The 1948 Universal Declaration of Human Rights – the bedrock of international human rights law – states that everyone is entitled to a fair trial “by an independent and impartial tribunal.” A number of subsequent international treaties, conventions, and guidelines have stressed the importance of judicial independence as a prerequisite for a fair justice system.

A government with the power to appoint judges based on political allegiance, or to overrule the rulings of the country’s highest court, is effectively unaccountable. It has free reign to consolidate its own power, rip up laws, and punish political opponents; and it can enact whichever arbitrary, cruel, or even nonsensical policy it likes.

In Israel, fears that the erosion of judicial oversight will lead to a backslide on human rights have been heightened by the anti-human rights agenda of the current government. This is displayed most starkly in the treatment of Palestinians.

Since December 2022, the Israeli government has escalated longstanding racist rhetoric and systematic violations against Palestinians. It has tabled a bill that introduces the death penalty for “terrorists,” – a word which the government almost exclusively uses to refer to Palestinians. It is advancing a proposal to create a “national guard” – a volunteer militia with powers to exercise force against civilians, and it is stepping up plans to annexe more of the occupied West Bank, in violation of international law.

A Palestinian man inspects the damage to his restaurant after an attack by Israeli settlers in Huwara, near Nablus, in February. Israel’s current coalition government has pledged massive settlement expansion and retroactively legalized settlement outposts, emboldening the perpetrators of settler violence against Palestinians. (©Nasser Ishtayeh/SOPA Images/LightRocket via Getty Images)

Meanwhile, there have been several alarming proposals by ministers which threaten the rights of some of the most vulnerable groups in Israel. These include a bill to stop children under 14 from engaging in any lesson or even conversation about sexual orientation or gender identity, and a call to allow doctors to refuse to treat LGBTI people.

And earlier this year, a bill proposing to expand the powers of Israel’s all-male rabbinical courts, which have a history of discriminating against women, passed its first reading earlier this year.

What is Amnesty International calling for?

Israeli authorities must drop their plans for judicial overhaul. They must uphold the rights to freedom of expression and peaceful assembly of all those protesting against the proposals.

It is also crucial that the legitimate concerns of protesters and political opponents do not sideline the suffering of Palestinians, nor detract from the urgent need to dismantle Israel’s apartheid system.

The protests in Israel have garnered huge international media attention, and many states have condemned the government’s plans. While this scrutiny is welcome and necessary, it is a stark contrast from the international community’s ongoing reluctance to condemn Israel’s apartheid system.

If the international community truly values the rule of law and justice, it must take action to hold the Israeli authorities accountable for their many violations and crimes against Palestinians.

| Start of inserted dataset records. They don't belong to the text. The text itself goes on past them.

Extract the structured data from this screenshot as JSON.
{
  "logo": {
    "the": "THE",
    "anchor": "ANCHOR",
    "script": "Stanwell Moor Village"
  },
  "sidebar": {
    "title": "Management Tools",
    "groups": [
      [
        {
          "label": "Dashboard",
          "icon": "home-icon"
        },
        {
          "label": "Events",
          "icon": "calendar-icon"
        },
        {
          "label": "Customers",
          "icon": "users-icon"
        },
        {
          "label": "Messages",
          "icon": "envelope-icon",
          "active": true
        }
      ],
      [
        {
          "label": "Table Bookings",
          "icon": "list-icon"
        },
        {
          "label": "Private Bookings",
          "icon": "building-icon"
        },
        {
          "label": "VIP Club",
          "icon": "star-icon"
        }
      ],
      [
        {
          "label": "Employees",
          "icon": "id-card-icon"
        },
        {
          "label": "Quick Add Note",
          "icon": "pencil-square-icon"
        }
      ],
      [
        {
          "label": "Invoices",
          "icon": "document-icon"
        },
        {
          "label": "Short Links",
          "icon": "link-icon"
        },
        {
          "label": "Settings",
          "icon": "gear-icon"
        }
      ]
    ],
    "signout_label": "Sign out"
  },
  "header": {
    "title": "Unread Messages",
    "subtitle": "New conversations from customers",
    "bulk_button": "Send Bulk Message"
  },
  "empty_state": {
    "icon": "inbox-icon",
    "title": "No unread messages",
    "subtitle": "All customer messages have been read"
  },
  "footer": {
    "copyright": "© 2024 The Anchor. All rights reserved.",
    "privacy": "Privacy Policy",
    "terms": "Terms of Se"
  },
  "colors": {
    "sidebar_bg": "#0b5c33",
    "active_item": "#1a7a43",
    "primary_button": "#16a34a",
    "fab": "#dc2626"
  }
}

It should not accept the status quo, where Israel’s Supreme Court signs off on war crimes and human rights violations. Instead, the international community should be using this moment to pressure Israeli authorities to end, for example, the military’s relentless unlawful killing of Palestinian children and other civilians, landgrabs through settlement expansion, and the blockade of the Gaza Strip.

Israel should indeed reform its judiciary – but those reforms should be part of a comprehensive dismantling of the apartheid system and upholding international human rights standards for all.